Max Fawcett is an Edmonton-based journalist and the managing editor of Alberta Venture Magazine. His work has been published in the Globe and Mail, the National Post, the Vancouver Sun, the Toronto Star, THIS Magazine, and Corporate Knights Magazine. He also served as the editor of the Chetwynd Echo, the community newspaper serving the small northern community of Chetwynd, British Columbia, and is a past editor of Dooneyscafe.com. He can also be read at MaxFawcett.com.
Michael Hammond is a well-travelled freelance journalist and broadcaster. He has worked for newspapers in Ottawa, Kitchener-Waterloo and Peterborough, covering everything from city hall to technology. Michael was also Business Editor at CFRA 580 AM in the early 2000s and host of Business@Night. He is a published author. His first novel, Redemption Song, was published by Baico in 2006.
Nick Taylor-Vaisey is a transplanted Scarborian who has spent seven years watching politics in the nation’s capital. He studied political science in university, and he’s now a freelance journalist who writes about federal politics and higher education more than anything else. He claims bylines in a number of serious publications, including the Globe and Mail and the Ottawa Citizen, and he’s an associate editor at This Magazine. You can read more about Nick at his personal website: nicktv.ca.
Patrick Baud is a bilingual Kingstonian at heart who usually calls Toronto home, but is currently migrating eastward first to Ottawa, and this autumn, to Quebec City. He writes mostly on Canadian and Ontario politics with the occasional forays into constitutional law and democratic theory. Politically, he is a fiercely independent, progressive moderate. He also blogs at publicgoods.wordpress.com.
Richard Albert offers non-partisan commentary on Canadian politics and public institutions. Richard is a proud Canadian, a native of Quebec, a constitutional law professor, and the world’s foremost connoisseur of dried fruit. Learn more about Richard at his personal website.

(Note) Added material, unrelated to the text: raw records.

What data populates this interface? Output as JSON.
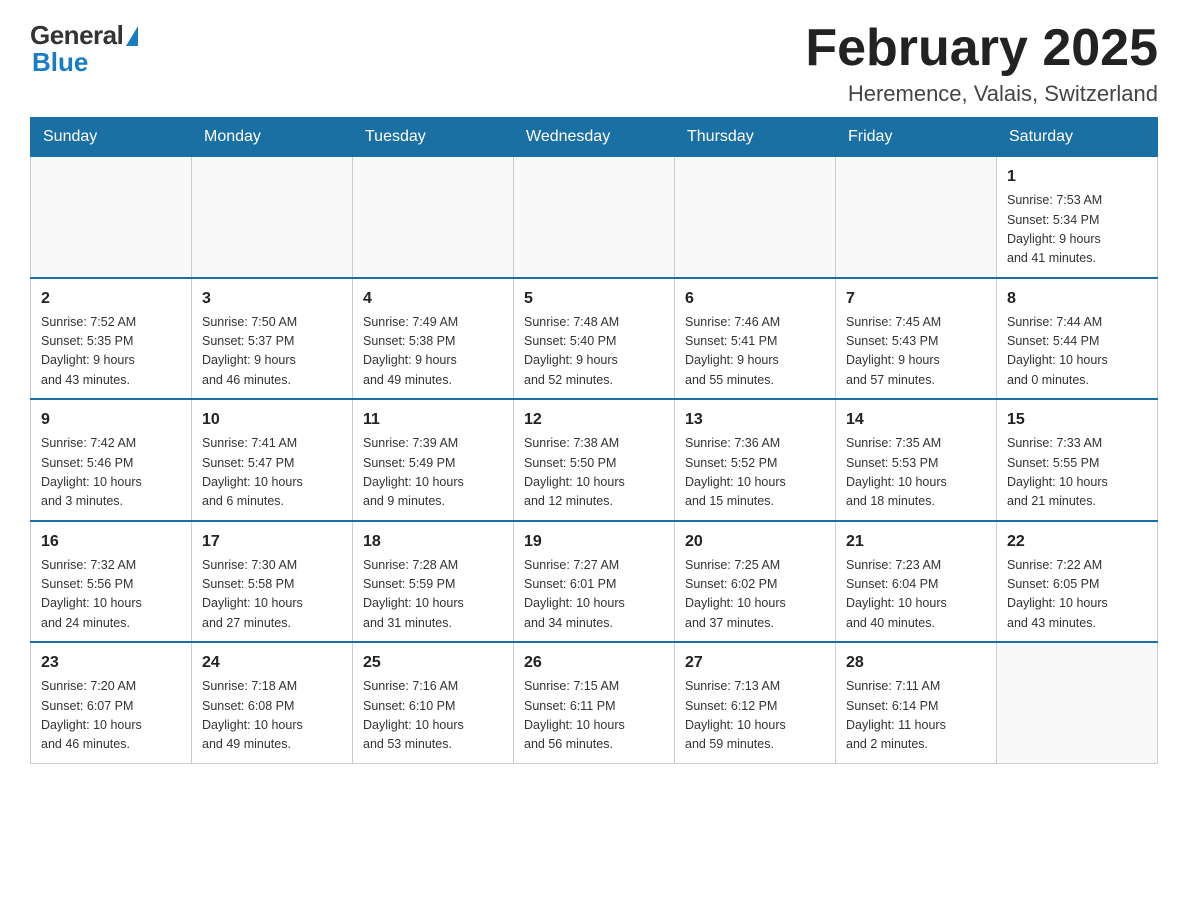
{
  "header": {
    "logo_general": "General",
    "logo_blue": "Blue",
    "month_title": "February 2025",
    "location": "Heremence, Valais, Switzerland"
  },
  "days_of_week": [
    "Sunday",
    "Monday",
    "Tuesday",
    "Wednesday",
    "Thursday",
    "Friday",
    "Saturday"
  ],
  "weeks": [
    [
      {
        "day": "",
        "info": ""
      },
      {
        "day": "",
        "info": ""
      },
      {
        "day": "",
        "info": ""
      },
      {
        "day": "",
        "info": ""
      },
      {
        "day": "",
        "info": ""
      },
      {
        "day": "",
        "info": ""
      },
      {
        "day": "1",
        "info": "Sunrise: 7:53 AM\nSunset: 5:34 PM\nDaylight: 9 hours\nand 41 minutes."
      }
    ],
    [
      {
        "day": "2",
        "info": "Sunrise: 7:52 AM\nSunset: 5:35 PM\nDaylight: 9 hours\nand 43 minutes."
      },
      {
        "day": "3",
        "info": "Sunrise: 7:50 AM\nSunset: 5:37 PM\nDaylight: 9 hours\nand 46 minutes."
      },
      {
        "day": "4",
        "info": "Sunrise: 7:49 AM\nSunset: 5:38 PM\nDaylight: 9 hours\nand 49 minutes."
      },
      {
        "day": "5",
        "info": "Sunrise: 7:48 AM\nSunset: 5:40 PM\nDaylight: 9 hours\nand 52 minutes."
      },
      {
        "day": "6",
        "info": "Sunrise: 7:46 AM\nSunset: 5:41 PM\nDaylight: 9 hours\nand 55 minutes."
      },
      {
        "day": "7",
        "info": "Sunrise: 7:45 AM\nSunset: 5:43 PM\nDaylight: 9 hours\nand 57 minutes."
      },
      {
        "day": "8",
        "info": "Sunrise: 7:44 AM\nSunset: 5:44 PM\nDaylight: 10 hours\nand 0 minutes."
      }
    ],
    [
      {
        "day": "9",
        "info": "Sunrise: 7:42 AM\nSunset: 5:46 PM\nDaylight: 10 hours\nand 3 minutes."
      },
      {
        "day": "10",
        "info": "Sunrise: 7:41 AM\nSunset: 5:47 PM\nDaylight: 10 hours\nand 6 minutes."
      },
      {
        "day": "11",
        "info": "Sunrise: 7:39 AM\nSunset: 5:49 PM\nDaylight: 10 hours\nand 9 minutes."
      },
      {
        "day": "12",
        "info": "Sunrise: 7:38 AM\nSunset: 5:50 PM\nDaylight: 10 hours\nand 12 minutes."
      },
      {
        "day": "13",
        "info": "Sunrise: 7:36 AM\nSunset: 5:52 PM\nDaylight: 10 hours\nand 15 minutes."
      },
      {
        "day": "14",
        "info": "Sunrise: 7:35 AM\nSunset: 5:53 PM\nDaylight: 10 hours\nand 18 minutes."
      },
      {
        "day": "15",
        "info": "Sunrise: 7:33 AM\nSunset: 5:55 PM\nDaylight: 10 hours\nand 21 minutes."
      }
    ],
    [
      {
        "day": "16",
        "info": "Sunrise: 7:32 AM\nSunset: 5:56 PM\nDaylight: 10 hours\nand 24 minutes."
      },
      {
        "day": "17",
        "info": "Sunrise: 7:30 AM\nSunset: 5:58 PM\nDaylight: 10 hours\nand 27 minutes."
      },
      {
        "day": "18",
        "info": "Sunrise: 7:28 AM\nSunset: 5:59 PM\nDaylight: 10 hours\nand 31 minutes."
      },
      {
        "day": "19",
        "info": "Sunrise: 7:27 AM\nSunset: 6:01 PM\nDaylight: 10 hours\nand 34 minutes."
      },
      {
        "day": "20",
        "info": "Sunrise: 7:25 AM\nSunset: 6:02 PM\nDaylight: 10 hours\nand 37 minutes."
      },
      {
        "day": "21",
        "info": "Sunrise: 7:23 AM\nSunset: 6:04 PM\nDaylight: 10 hours\nand 40 minutes."
      },
      {
        "day": "22",
        "info": "Sunrise: 7:22 AM\nSunset: 6:05 PM\nDaylight: 10 hours\nand 43 minutes."
      }
    ],
    [
      {
        "day": "23",
        "info": "Sunrise: 7:20 AM\nSunset: 6:07 PM\nDaylight: 10 hours\nand 46 minutes."
      },
      {
        "day": "24",
        "info": "Sunrise: 7:18 AM\nSunset: 6:08 PM\nDaylight: 10 hours\nand 49 minutes."
      },
      {
        "day": "25",
        "info": "Sunrise: 7:16 AM\nSunset: 6:10 PM\nDaylight: 10 hours\nand 53 minutes."
      },
      {
        "day": "26",
        "info": "Sunrise: 7:15 AM\nSunset: 6:11 PM\nDaylight: 10 hours\nand 56 minutes."
      },
      {
        "day": "27",
        "info": "Sunrise: 7:13 AM\nSunset: 6:12 PM\nDaylight: 10 hours\nand 59 minutes."
      },
      {
        "day": "28",
        "info": "Sunrise: 7:11 AM\nSunset: 6:14 PM\nDaylight: 11 hours\nand 2 minutes."
      },
      {
        "day": "",
        "info": ""
      }
    ]
  ]
}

Scott Payne has been involved in politics and political activism in some fashion for the past decade. Scott started blogging approximately two and a half years ago as his latest contribution to a politics and political discourse of substance and has been hooked ever since. Scott also writes at The League of Ordinary Gentlemen where he is a contributor and founding member, at Beams and Struts about a post-postmodern politics, and at the Washington Examiner’s Opinion Zone. You can follow Scott on Twitter at: twitter.com/scotthpayne.
Tarek Virani holds a Bachelor’s degree (Honours) in Geography, a Master’s degree in Urban Economy and Culture and a PhD in Human Geography/Cultural and Creative Industries. After finishing his undergraduate degree in Ottawa, Canada, he worked as a research associate at the University of Ottawa. He moved to the UK in 2005/06 to pursue a Master’s degree in Urban Economy and Culture at the University of Southampton. Following this, he obtained a PhD from King’s College London under the supervision of Professor Andy Pratt. He has spoken at a number of conferences and continues to publish. His research interests include: the role of knowledge in the cultural economy, artistic knowledge within locally bounded artistic communities, musical education, urban rhythms and urban affordances, socio-political rhythms in urban neighbourhoods, working historical geographies of cities, and foreign policy implications of perpetual conflicts in the developing world. He has consulted on the cultural industries for various organizations in London as well as taught at the Department of Geography at the LSE. He is also a music producer and DJ that performs on a regular basis in various spots around east London.
Tim McNair is Chairman of the Canadian Council for Democracy.